Where Do You Draw The Line at Excess Consumption?

Personal finance is so interesting because it’s just that–personal.

While you might not think anything of paying $100 for cable, others may choose to go without it entirely because they’d rather read or do something else.  You may scoff at buying shoes for $40, while another person may feel they’ve just scored a deal with those same shoes.

Then, there are other choices.  Are you willing to spend big bucks for things that depreciate such as a luxury car, or would a Toyota sedan be just fine for you?  Do you need to have the best, most fashionable clothes, or would Target clothes work just fine for you?

What about consumables?  Where do you draw the line there?

Over the Top Consumption


Do you know that you can buy one hamburger that costs $666?  The Huffington Post says that 666 Burger offers the Douche Burger that is a  “foie-stuffed, gold-leaf-wrapped, Kobe patty smothered with caviar, lobster, truffles, Gruyere melted with Champagne steam and BBQ sauce made using Kopi Luwak coffee.”  Keep in mind this isn’t even the most expensive burger around.  There’s another that runs $777 and one that is $5,000 for a complete meal including a bottle of wine that retails for $2,500 (Delish).


Move over Starbucks; there’s much more expensive coffee on the market.  As of 2006, Hacienda la Esmeralda Geisha in Panama sold coffee beans that retail at $100 per pound (Forbes).  Even if you’re a serious coffee drinker, would you put down this much money for your daily cup of joe?


Sure, you can get 5 pieces of nigiri sushi “garnished with diamonds and wrapped in 24-karat gold leaf” in the Philippines for $1,978.15, according to the Guinness Book of World Records.  But what about a more traditional sushi meal?  A meal at Sushi Jiro, made by the legendary sushi chef who was the focus of the documentary, Jiro Dreams of Sushi, will set you back $366, according to Delish.


Pizza is an all American treat, right up there with hot dogs and apple pie.  However, at Steveston Pizza Company,  there’s nothing all American about the C6 Pizza’s price.  There, you can order pizza that costs $450 and is “topped with lobster and black Alaskan cod, then served with Russian Osetra caviar on the side” (Delish).

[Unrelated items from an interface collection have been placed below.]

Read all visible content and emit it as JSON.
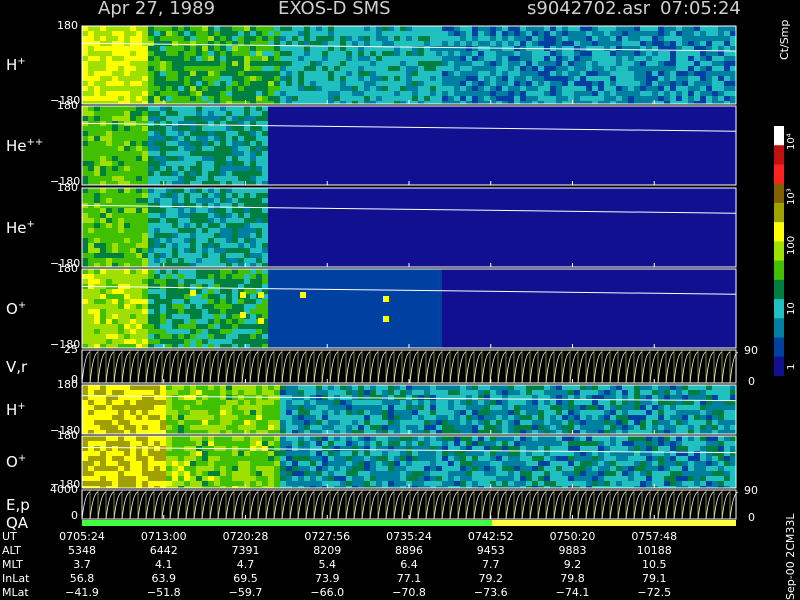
{
  "header": {
    "date": "Apr 27, 1989",
    "instrument": "EXOS-D SMS",
    "file": "s9042702.asr",
    "time": "07:05:24"
  },
  "unit_label": "Ct/Smp",
  "file_note": "Sep-00 2CM33L",
  "colorbar": {
    "ticks": [
      "10⁴",
      "10³",
      "100",
      "10",
      "1"
    ],
    "colors": [
      "#ffffff",
      "#c01010",
      "#ff2020",
      "#806000",
      "#a0a000",
      "#ffff00",
      "#a0e000",
      "#40c000",
      "#008040",
      "#20c0c0",
      "#0080a0",
      "#0040a0",
      "#101090"
    ]
  },
  "panels": [
    {
      "label": "H",
      "sup": "+",
      "top": "180",
      "bottom": "−180"
    },
    {
      "label": "He",
      "sup": "++",
      "top": "180",
      "bottom": "−180"
    },
    {
      "label": "He",
      "sup": "+",
      "top": "180",
      "bottom": "−180"
    },
    {
      "label": "O",
      "sup": "+",
      "top": "180",
      "bottom": "−180"
    },
    {
      "label": "V,r",
      "sup": "",
      "top": "25",
      "bottom": "0",
      "rtop": "90",
      "rbottom": "0"
    },
    {
      "label": "H",
      "sup": "+",
      "top": "180",
      "bottom": "−180"
    },
    {
      "label": "O",
      "sup": "+",
      "top": "180",
      "bottom": "−180"
    },
    {
      "label": "E,p",
      "sup": "",
      "top": "4000",
      "bottom": "0",
      "rtop": "90",
      "rbottom": "0"
    },
    {
      "label": "QA",
      "sup": "",
      "top": "",
      "bottom": ""
    }
  ],
  "footer": {
    "labels": [
      "UT",
      "ALT",
      "MLT",
      "InLat",
      "MLat"
    ],
    "columns": [
      [
        "0705:24",
        "5348",
        "3.7",
        "56.8",
        "−41.9"
      ],
      [
        "0713:00",
        "6442",
        "4.1",
        "63.9",
        "−51.8"
      ],
      [
        "0720:28",
        "7391",
        "4.7",
        "69.5",
        "−59.7"
      ],
      [
        "0727:56",
        "8209",
        "5.4",
        "73.9",
        "−66.0"
      ],
      [
        "0735:24",
        "8896",
        "6.4",
        "77.1",
        "−70.8"
      ],
      [
        "0742:52",
        "9453",
        "7.7",
        "79.2",
        "−73.6"
      ],
      [
        "0750:20",
        "9883",
        "9.2",
        "79.8",
        "−74.1"
      ],
      [
        "0757:48",
        "10188",
        "10.5",
        "79.1",
        "−72.5"
      ]
    ]
  },
  "chart_data": {
    "type": "heatmap",
    "title": "Apr 27, 1989 EXOS-D SMS",
    "x": [
      "0705:24",
      "0713:00",
      "0720:28",
      "0727:56",
      "0735:24",
      "0742:52",
      "0750:20",
      "0757:48"
    ],
    "series": [
      {
        "name": "H+",
        "ylim": [
          -180,
          180
        ]
      },
      {
        "name": "He++",
        "ylim": [
          -180,
          180
        ]
      },
      {
        "name": "He+",
        "ylim": [
          -180,
          180
        ]
      },
      {
        "name": "O+",
        "ylim": [
          -180,
          180
        ]
      },
      {
        "name": "V,r",
        "ylim": [
          0,
          25
        ]
      },
      {
        "name": "H+",
        "ylim": [
          -180,
          180
        ]
      },
      {
        "name": "O+",
        "ylim": [
          -180,
          180
        ]
      },
      {
        "name": "E,p",
        "ylim": [
          0,
          4000
        ]
      },
      {
        "name": "QA"
      }
    ],
    "color_scale": "log",
    "color_range": [
      1,
      10000
    ],
    "legend": "right"
  }
}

The Price of Decadence

Sure, you may argue, I’d never pay that much for a meal out!  Those prices are for celebrities with money to burn.

You’re probably right.

However, if you eat out frequently, the bottom line that you’re willing to pay for a meal gradually becomes skewed.  Maybe you think $40 for a couple is outrageous, but after eating out for awhile, you may bump that up to $50 and then to $60.

Where do you draw the line at decadence?  How much are you willing to pay for something that is consumable and is gone from existence in less than 30 minutes?  Are you willing to pay more just for the experience (and the bragging rights) of ordering exorbitantly priced foods?